Namibia is also a member of the World Bank’s Multilateral Investment Guarantee Agency (MIGA). MIGA has so far not issued any guarantees for investments in Namibia, but Namibia has been an active beneficiary of MIGA's technical assistance services.

16. Labor

The Namibian Constitution allows for the formation of independent trade unions to protect workers’ rights and to promote sound labor relations and fair employment practices. Namibia has ratified all of the International Labor Organization’s fundamental conventions. Businesses operating within export processing zones are required to adhere to the Labor Act.

There is a shortage of specialized skilled labor in Namibia. Employers often cite labor productivity and the shortage of skilled labor as one of the biggest obstacles to business growth. The 2013-14 Global Competitiveness Report ranked Namibia 90th out of 148 economies. The report identifies deficiencies in the Namibian health and educational sectors as significant factors affecting competitiveness.

The Labor Amendment Act of 2012 introduced strict regulations with respect to the use of temporary workers. Essentially temporary workers must receive compensation and benefits equal to that of non-temporary workers.
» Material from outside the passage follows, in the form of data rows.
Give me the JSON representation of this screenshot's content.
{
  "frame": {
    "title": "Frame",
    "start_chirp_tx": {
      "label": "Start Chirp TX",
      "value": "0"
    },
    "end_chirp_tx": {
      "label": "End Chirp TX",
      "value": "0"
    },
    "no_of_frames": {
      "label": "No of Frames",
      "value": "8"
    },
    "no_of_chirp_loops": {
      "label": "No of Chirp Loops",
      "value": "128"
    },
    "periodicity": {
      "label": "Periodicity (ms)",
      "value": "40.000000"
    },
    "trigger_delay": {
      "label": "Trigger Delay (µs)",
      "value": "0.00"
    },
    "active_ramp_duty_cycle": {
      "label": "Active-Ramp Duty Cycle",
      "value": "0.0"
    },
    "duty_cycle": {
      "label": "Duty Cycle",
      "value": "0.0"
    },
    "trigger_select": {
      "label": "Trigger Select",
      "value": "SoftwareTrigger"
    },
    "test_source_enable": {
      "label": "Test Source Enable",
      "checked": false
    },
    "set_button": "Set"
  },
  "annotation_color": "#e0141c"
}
On April 1 2014, the Namibian government implemented the Vocational Education and Training Levy (VET) to facilitate and encourage vocational education and training. The levy, which is payable to the Namibia Training Authority (NTA), is imposed on every employer with an annual payroll of at least one million Namibia dollars ($100,000, at N$10 per $1), at the rate of 1% of the employer’s total annual payroll. The NTA will collect and administer the levy and will use the funds to provide financial and technical assistance to employers, vocational training providers, employees, students, and other bodies to promote vocational education and training.

17. Foreign Trade Zones/Free Ports

Export processing Zones (EPZ)

Companies with Export Processing Zone (EPZ) status can set up operations anywhere in Namibia. There are no restrictions on the industrial sector provided that the exports are destined for markets outside the SACU region, earn foreign exchange, and employ Namibians. EPZ benefits include no corporate tax, no import duties on the importation of capital equipment or raw materials, and no VAT, sales tax, stamp or transfer duties on goods and services required for EPZ activities. Non-residents operating in an EPZ may hold foreign currency accounts in local banks. The Government also provides grants to EPZ companies for training programs to improve Namibian workers’ skills and productivity.

The Offshore Development Company (ODC) administers the country’s Export Processing Zone (EPZ) regime. Further information available at: http://www.mti.gov.na/nic.html.

Information on Namibia’s Walvis Bay port EPZ managed by the Walvis Bay EPZ Management Company is available at http://www.wbepzmc.iway.na.

18. Foreign Direct Investment and Foreign Portfolio Investment Statistics

The Bank of Namibia (BoN) maintains statistics on foreign direct investment in Namibia which it shares with the United Nations Conference on Trade and Development (UNCTAD). The BoN does not keep FDI data on U.S. investments in Namibia. UNCTAD estimates that in 2012, FDI stock was equivalent to 46.6 percent of GDP, and FDI inflows represented 10.5 percent of gross fixed capital formation.

Value of FDI Inflows




FDI as Percent of Gross Fixed Capital Formation










Value of FDI Stocks




FDI as Percent of Gross Domestic Product










Source: UNCTAD (http://unctad.org/sections/dite_dir/docs/wir2013/wir13_fs_na_en.pdf)

TABLE 2: 2012 GDP data

Economic Data (World Bank)




Host Country Gross Domestic Product (GDP) (Millions U.S. Dollars)




19. Contact Point at Post for Public Inquiries

  • Economic and Commercial Section
  • 14 Lossen Street, Windhoek, Namibia
  • TELEPHONE NUMBER +264-61-295-8500
  • EMAIL ADDRESS: Econ_Comm_Windhoek@state.gov